Excerpts from a dataset:
────
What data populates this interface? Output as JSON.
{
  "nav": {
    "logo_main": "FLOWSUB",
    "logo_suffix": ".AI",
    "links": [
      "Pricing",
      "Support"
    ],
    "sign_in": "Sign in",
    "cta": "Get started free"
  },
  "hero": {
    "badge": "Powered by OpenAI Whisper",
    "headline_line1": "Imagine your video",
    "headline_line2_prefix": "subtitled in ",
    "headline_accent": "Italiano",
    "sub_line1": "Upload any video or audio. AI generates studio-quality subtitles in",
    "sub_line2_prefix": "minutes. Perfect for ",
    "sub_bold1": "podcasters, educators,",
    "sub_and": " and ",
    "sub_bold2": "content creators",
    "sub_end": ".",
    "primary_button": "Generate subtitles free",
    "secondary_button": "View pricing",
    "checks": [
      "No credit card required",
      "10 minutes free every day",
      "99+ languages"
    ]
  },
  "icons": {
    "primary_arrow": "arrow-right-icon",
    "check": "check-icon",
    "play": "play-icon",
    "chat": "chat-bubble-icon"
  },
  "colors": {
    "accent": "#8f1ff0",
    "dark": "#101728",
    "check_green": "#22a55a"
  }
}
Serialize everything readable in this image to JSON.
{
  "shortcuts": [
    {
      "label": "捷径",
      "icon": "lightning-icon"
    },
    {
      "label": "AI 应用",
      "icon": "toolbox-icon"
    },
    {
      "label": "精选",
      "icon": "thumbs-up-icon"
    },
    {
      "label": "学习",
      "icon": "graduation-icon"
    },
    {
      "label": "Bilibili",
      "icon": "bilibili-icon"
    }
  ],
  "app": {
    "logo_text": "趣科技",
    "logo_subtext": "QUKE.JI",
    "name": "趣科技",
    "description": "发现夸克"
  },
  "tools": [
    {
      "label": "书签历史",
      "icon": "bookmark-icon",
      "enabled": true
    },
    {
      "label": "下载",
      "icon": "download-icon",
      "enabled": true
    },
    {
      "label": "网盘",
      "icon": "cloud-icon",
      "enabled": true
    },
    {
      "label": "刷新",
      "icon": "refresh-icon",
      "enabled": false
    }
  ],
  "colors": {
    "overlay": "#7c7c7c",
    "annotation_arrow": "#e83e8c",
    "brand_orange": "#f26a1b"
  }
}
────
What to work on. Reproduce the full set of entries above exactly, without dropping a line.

Task result.
What data populates this interface? Output as JSON.
{
  "nav": {
    "logo_main": "FLOWSUB",
    "logo_suffix": ".AI",
    "links": [
      "Pricing",
      "Support"
    ],
    "sign_in": "Sign in",
    "cta": "Get started free"
  },
  "hero": {
    "badge": "Powered by OpenAI Whisper",
    "headline_line1": "Imagine your video",
    "headline_line2_prefix": "subtitled in ",
    "headline_accent": "Italiano",
    "sub_line1": "Upload any video or audio. AI generates studio-quality subtitles in",
    "sub_line2_prefix": "minutes. Perfect for ",
    "sub_bold1": "podcasters, educators,",
    "sub_and": " and ",
    "sub_bold2": "content creators",
    "sub_end": ".",
    "primary_button": "Generate subtitles free",
    "secondary_button": "View pricing",
    "checks": [
      "No credit card required",
      "10 minutes free every day",
      "99+ languages"
    ]
  },
  "icons": {
    "primary_arrow": "arrow-right-icon",
    "check": "check-icon",
    "play": "play-icon",
    "chat": "chat-bubble-icon"
  },
  "colors": {
    "accent": "#8f1ff0",
    "dark": "#101728",
    "check_green": "#22a55a"
  }
}
Serialize everything readable in this image to JSON.
{
  "shortcuts": [
    {
      "label": "捷径",
      "icon": "lightning-icon"
    },
    {
      "label": "AI 应用",
      "icon": "toolbox-icon"
    },
    {
      "label": "精选",
      "icon": "thumbs-up-icon"
    },
    {
      "label": "学习",
      "icon": "graduation-icon"
    },
    {
      "label": "Bilibili",
      "icon": "bilibili-icon"
    }
  ],
  "app": {
    "logo_text": "趣科技",
    "logo_subtext": "QUKE.JI",
    "name": "趣科技",
    "description": "发现夸克"
  },
  "tools": [
    {
      "label": "书签历史",
      "icon": "bookmark-icon",
      "enabled": true
    },
    {
      "label": "下载",
      "icon": "download-icon",
      "enabled": true
    },
    {
      "label": "网盘",
      "icon": "cloud-icon",
      "enabled": true
    },
    {
      "label": "刷新",
      "icon": "refresh-icon",
      "enabled": false
    }
  ],
  "colors": {
    "overlay": "#7c7c7c",
    "annotation_arrow": "#e83e8c",
    "brand_orange": "#f26a1b"
  }
}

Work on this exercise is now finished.